PROBLEM:
Report all lines in the records that hold the string "تعداد".
%%
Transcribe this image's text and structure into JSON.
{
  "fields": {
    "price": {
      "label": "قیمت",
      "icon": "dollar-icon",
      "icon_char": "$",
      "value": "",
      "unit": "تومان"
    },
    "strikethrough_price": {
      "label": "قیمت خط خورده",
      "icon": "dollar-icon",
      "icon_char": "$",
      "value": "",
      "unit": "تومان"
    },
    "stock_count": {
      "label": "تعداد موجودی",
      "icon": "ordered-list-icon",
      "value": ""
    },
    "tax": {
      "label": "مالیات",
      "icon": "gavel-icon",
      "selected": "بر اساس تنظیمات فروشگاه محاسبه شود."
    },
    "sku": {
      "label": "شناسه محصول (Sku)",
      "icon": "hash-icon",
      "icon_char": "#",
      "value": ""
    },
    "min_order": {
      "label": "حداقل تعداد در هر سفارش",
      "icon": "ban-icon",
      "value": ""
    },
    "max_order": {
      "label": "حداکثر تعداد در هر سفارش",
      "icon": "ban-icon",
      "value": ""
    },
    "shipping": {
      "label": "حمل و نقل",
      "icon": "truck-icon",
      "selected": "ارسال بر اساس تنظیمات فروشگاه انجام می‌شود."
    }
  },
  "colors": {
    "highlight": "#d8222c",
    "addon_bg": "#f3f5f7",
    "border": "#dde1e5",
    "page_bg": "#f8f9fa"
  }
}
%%
WRITTEN RESPONSE:
      "label": "تعداد موجودی",
      "label": "حداقل تعداد در هر سفارش",
      "label": "حداکثر تعداد در هر سفارش",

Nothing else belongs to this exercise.